▸ **WORK TASK**
Give an exact copy of the data that follows, but none of its pictures.

Element data from apps and pages:
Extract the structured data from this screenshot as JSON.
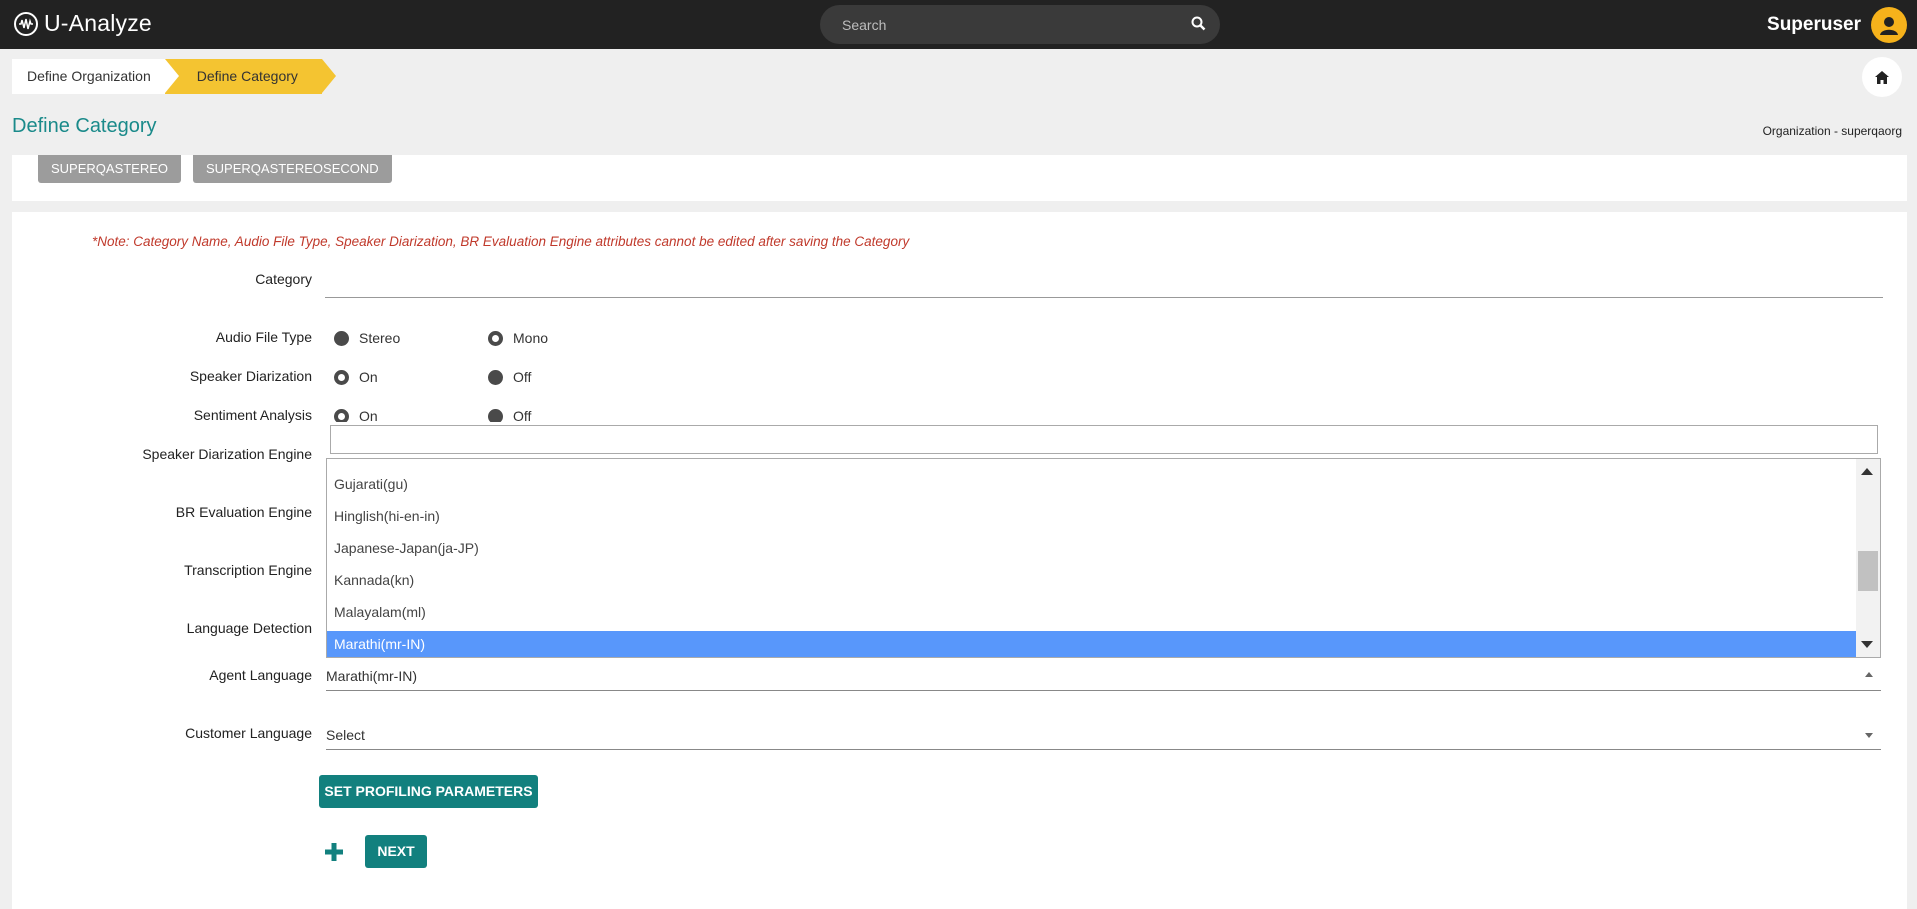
{
  "app": {
    "name": "U-Analyze"
  },
  "search": {
    "placeholder": "Search"
  },
  "user": {
    "name": "Superuser"
  },
  "breadcrumb": {
    "items": [
      "Define Organization",
      "Define Category"
    ]
  },
  "page": {
    "title": "Define Category",
    "org_label": "Organization - superqaorg"
  },
  "categories_chips": [
    "SUPERQASTEREO",
    "SUPERQASTEREOSECOND"
  ],
  "form": {
    "note": "*Note: Category Name, Audio File Type, Speaker Diarization, BR Evaluation Engine attributes cannot be edited after saving the Category",
    "labels": {
      "category": "Category",
      "audio_file_type": "Audio File Type",
      "speaker_diarization": "Speaker Diarization",
      "sentiment_analysis": "Sentiment Analysis",
      "speaker_diarization_engine": "Speaker Diarization Engine",
      "br_evaluation_engine": "BR Evaluation Engine",
      "transcription_engine": "Transcription Engine",
      "language_detection": "Language Detection",
      "agent_language": "Agent Language",
      "customer_language": "Customer Language"
    },
    "audio_file_type": {
      "options": [
        "Stereo",
        "Mono"
      ],
      "selected": "Mono"
    },
    "speaker_diarization": {
      "options": [
        "On",
        "Off"
      ],
      "selected": "On"
    },
    "sentiment_analysis": {
      "options": [
        "On",
        "Off"
      ],
      "selected": "On"
    },
    "agent_language": {
      "value": "Marathi(mr-IN)"
    },
    "customer_language": {
      "value": "Select"
    }
  },
  "dropdown": {
    "items": [
      "Gujarati(gu)",
      "Hinglish(hi-en-in)",
      "Japanese-Japan(ja-JP)",
      "Kannada(kn)",
      "Malayalam(ml)",
      "Marathi(mr-IN)"
    ],
    "selected": "Marathi(mr-IN)"
  },
  "buttons": {
    "profiling": "SET PROFILING PARAMETERS",
    "next": "NEXT"
  },
  "colors": {
    "accent": "#12807e",
    "title": "#1a8a8a",
    "crumb_active": "#f4c431",
    "selected_item": "#5897fb",
    "avatar": "#f6b21b"
  }
}
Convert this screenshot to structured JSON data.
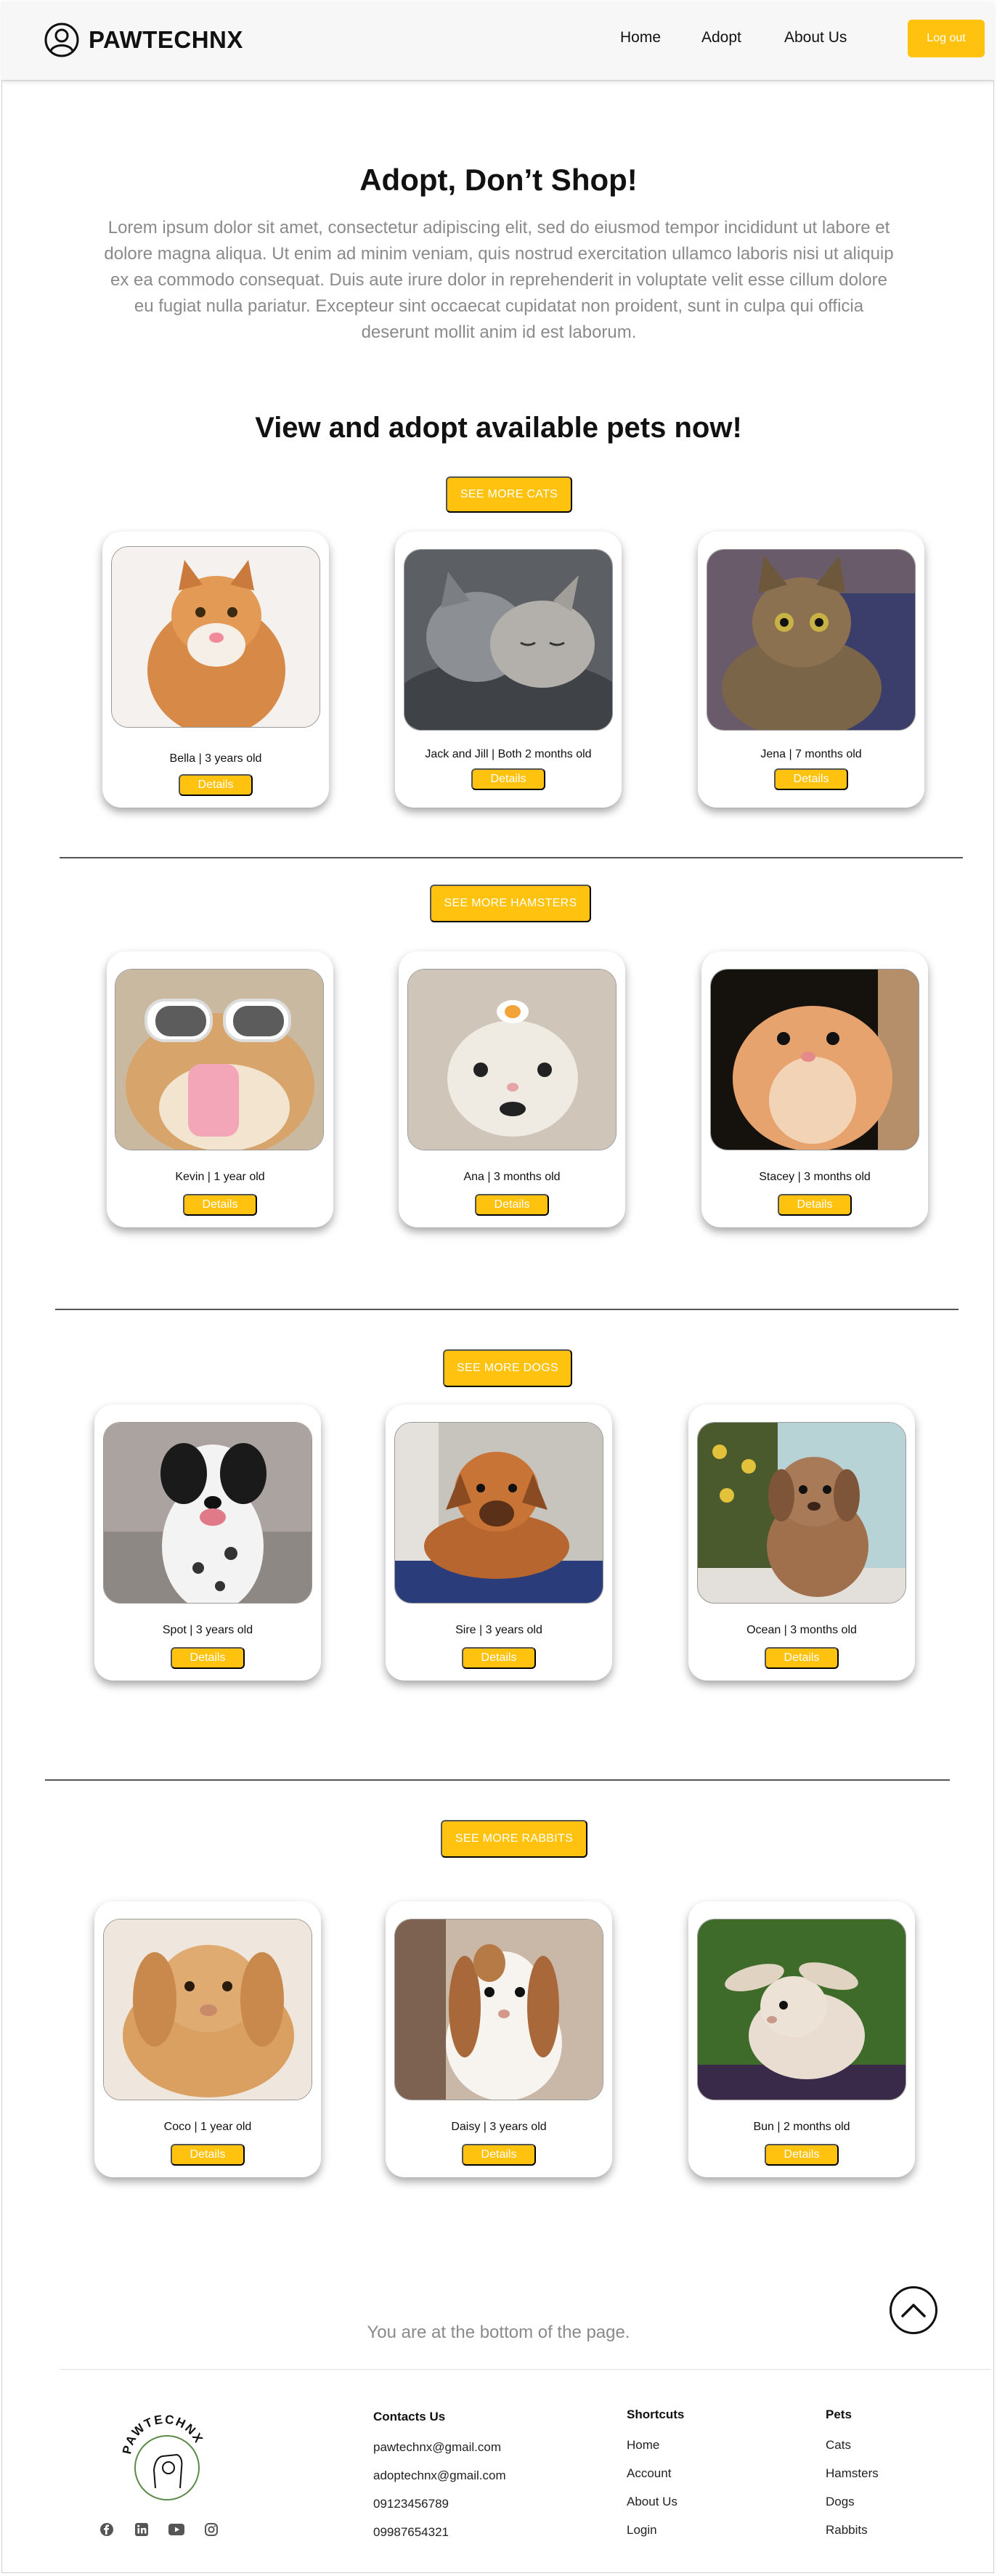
{
  "header": {
    "brand": "PAWTECHNX",
    "nav": [
      "Home",
      "Adopt",
      "About Us"
    ],
    "logout": "Log out"
  },
  "hero": {
    "title": "Adopt, Don’t Shop!",
    "text": "Lorem ipsum dolor sit amet, consectetur adipiscing elit, sed do eiusmod tempor incididunt ut labore et dolore magna aliqua. Ut enim ad minim veniam, quis nostrud exercitation ullamco laboris nisi ut aliquip ex ea commodo consequat. Duis aute irure dolor in reprehenderit in voluptate velit esse cillum dolore eu fugiat nulla pariatur. Excepteur sint occaecat cupidatat non proident, sunt in culpa qui officia deserunt mollit anim id est laborum."
  },
  "section_title": "View and adopt available pets now!",
  "details_label": "Details",
  "groups": [
    {
      "button": "SEE MORE CATS",
      "pets": [
        {
          "caption": "Bella | 3 years old",
          "photo": "orange-cat-photo"
        },
        {
          "caption": "Jack and Jill | Both 2 months old",
          "photo": "grey-kittens-photo"
        },
        {
          "caption": "Jena | 7 months old",
          "photo": "tabby-cat-photo"
        }
      ]
    },
    {
      "button": "SEE MORE HAMSTERS",
      "pets": [
        {
          "caption": "Kevin | 1 year old",
          "photo": "hamster-sunglasses-photo"
        },
        {
          "caption": "Ana | 3 months old",
          "photo": "white-hamster-photo"
        },
        {
          "caption": "Stacey | 3 months old",
          "photo": "orange-hamster-photo"
        }
      ]
    },
    {
      "button": "SEE MORE DOGS",
      "pets": [
        {
          "caption": "Spot | 3 years old",
          "photo": "spotted-dog-photo"
        },
        {
          "caption": "Sire | 3 years old",
          "photo": "brown-puppy-photo"
        },
        {
          "caption": "Ocean | 3 months old",
          "photo": "light-brown-puppy-photo"
        }
      ]
    },
    {
      "button": "SEE MORE RABBITS",
      "pets": [
        {
          "caption": "Coco | 1 year old",
          "photo": "tan-rabbit-photo"
        },
        {
          "caption": "Daisy | 3 years old",
          "photo": "white-brown-rabbit-photo"
        },
        {
          "caption": "Bun | 2 months old",
          "photo": "cream-rabbit-photo"
        }
      ]
    }
  ],
  "bottom_text": "You are at the bottom of the page.",
  "footer": {
    "logo_text": "PAWTECHNX",
    "contacts": {
      "head": "Contacts Us",
      "items": [
        "pawtechnx@gmail.com",
        "adoptechnx@gmail.com",
        "09123456789",
        "09987654321"
      ]
    },
    "shortcuts": {
      "head": "Shortcuts",
      "items": [
        "Home",
        "Account",
        "About Us",
        "Login"
      ]
    },
    "pets": {
      "head": "Pets",
      "items": [
        "Cats",
        "Hamsters",
        "Dogs",
        "Rabbits"
      ]
    },
    "social": [
      "facebook-icon",
      "linkedin-icon",
      "youtube-icon",
      "instagram-icon"
    ]
  },
  "colors": {
    "accent": "#ffc20e",
    "muted_text": "#8a8a8a"
  }
}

▸ **ANSWER BELOW**
Extract the structured data from this screenshot as JSON.
{
  "app": {
    "name": "U-Analyze"
  },
  "search": {
    "placeholder": "Search"
  },
  "user": {
    "name": "Superuser"
  },
  "breadcrumb": {
    "items": [
      "Define Organization",
      "Define Category"
    ]
  },
  "page": {
    "title": "Define Category",
    "org_label": "Organization - superqaorg"
  },
  "categories_chips": [
    "SUPERQASTEREO",
    "SUPERQASTEREOSECOND"
  ],
  "form": {
    "note": "*Note: Category Name, Audio File Type, Speaker Diarization, BR Evaluation Engine attributes cannot be edited after saving the Category",
    "labels": {
      "category": "Category",
      "audio_file_type": "Audio File Type",
      "speaker_diarization": "Speaker Diarization",
      "sentiment_analysis": "Sentiment Analysis",
      "speaker_diarization_engine": "Speaker Diarization Engine",
      "br_evaluation_engine": "BR Evaluation Engine",
      "transcription_engine": "Transcription Engine",
      "language_detection": "Language Detection",
      "agent_language": "Agent Language",
      "customer_language": "Customer Language"
    },
    "audio_file_type": {
      "options": [
        "Stereo",
        "Mono"
      ],
      "selected": "Mono"
    },
    "speaker_diarization": {
      "options": [
        "On",
        "Off"
      ],
      "selected": "On"
    },
    "sentiment_analysis": {
      "options": [
        "On",
        "Off"
      ],
      "selected": "On"
    },
    "agent_language": {
      "value": "Marathi(mr-IN)"
    },
    "customer_language": {
      "value": "Select"
    }
  },
  "dropdown": {
    "items": [
      "Gujarati(gu)",
      "Hinglish(hi-en-in)",
      "Japanese-Japan(ja-JP)",
      "Kannada(kn)",
      "Malayalam(ml)",
      "Marathi(mr-IN)"
    ],
    "selected": "Marathi(mr-IN)"
  },
  "buttons": {
    "profiling": "SET PROFILING PARAMETERS",
    "next": "NEXT"
  },
  "colors": {
    "accent": "#12807e",
    "title": "#1a8a8a",
    "crumb_active": "#f4c431",
    "selected_item": "#5897fb",
    "avatar": "#f6b21b"
  }
}
Convert this screenshot to structured JSON data.
{
  "header": {
    "brand": "PAWTECHNX",
    "nav": [
      "Home",
      "Adopt",
      "About Us"
    ],
    "logout": "Log out"
  },
  "hero": {
    "title": "Adopt, Don’t Shop!",
    "text": "Lorem ipsum dolor sit amet, consectetur adipiscing elit, sed do eiusmod tempor incididunt ut labore et dolore magna aliqua. Ut enim ad minim veniam, quis nostrud exercitation ullamco laboris nisi ut aliquip ex ea commodo consequat. Duis aute irure dolor in reprehenderit in voluptate velit esse cillum dolore eu fugiat nulla pariatur. Excepteur sint occaecat cupidatat non proident, sunt in culpa qui officia deserunt mollit anim id est laborum."
  },
  "section_title": "View and adopt available pets now!",
  "details_label": "Details",
  "groups": [
    {
      "button": "SEE MORE CATS",
      "pets": [
        {
          "caption": "Bella | 3 years old",
          "photo": "orange-cat-photo"
        },
        {
          "caption": "Jack and Jill | Both 2 months old",
          "photo": "grey-kittens-photo"
        },
        {
          "caption": "Jena | 7 months old",
          "photo": "tabby-cat-photo"
        }
      ]
    },
    {
      "button": "SEE MORE HAMSTERS",
      "pets": [
        {
          "caption": "Kevin | 1 year old",
          "photo": "hamster-sunglasses-photo"
        },
        {
          "caption": "Ana | 3 months old",
          "photo": "white-hamster-photo"
        },
        {
          "caption": "Stacey | 3 months old",
          "photo": "orange-hamster-photo"
        }
      ]
    },
    {
      "button": "SEE MORE DOGS",
      "pets": [
        {
          "caption": "Spot | 3 years old",
          "photo": "spotted-dog-photo"
        },
        {
          "caption": "Sire | 3 years old",
          "photo": "brown-puppy-photo"
        },
        {
          "caption": "Ocean | 3 months old",
          "photo": "light-brown-puppy-photo"
        }
      ]
    },
    {
      "button": "SEE MORE RABBITS",
      "pets": [
        {
          "caption": "Coco | 1 year old",
          "photo": "tan-rabbit-photo"
        },
        {
          "caption": "Daisy | 3 years old",
          "photo": "white-brown-rabbit-photo"
        },
        {
          "caption": "Bun | 2 months old",
          "photo": "cream-rabbit-photo"
        }
      ]
    }
  ],
  "bottom_text": "You are at the bottom of the page.",
  "footer": {
    "logo_text": "PAWTECHNX",
    "contacts": {
      "head": "Contacts Us",
      "items": [
        "pawtechnx@gmail.com",
        "adoptechnx@gmail.com",
        "09123456789",
        "09987654321"
      ]
    },
    "shortcuts": {
      "head": "Shortcuts",
      "items": [
        "Home",
        "Account",
        "About Us",
        "Login"
      ]
    },
    "pets": {
      "head": "Pets",
      "items": [
        "Cats",
        "Hamsters",
        "Dogs",
        "Rabbits"
      ]
    },
    "social": [
      "facebook-icon",
      "linkedin-icon",
      "youtube-icon",
      "instagram-icon"
    ]
  },
  "colors": {
    "accent": "#ffc20e",
    "muted_text": "#8a8a8a"
  }
}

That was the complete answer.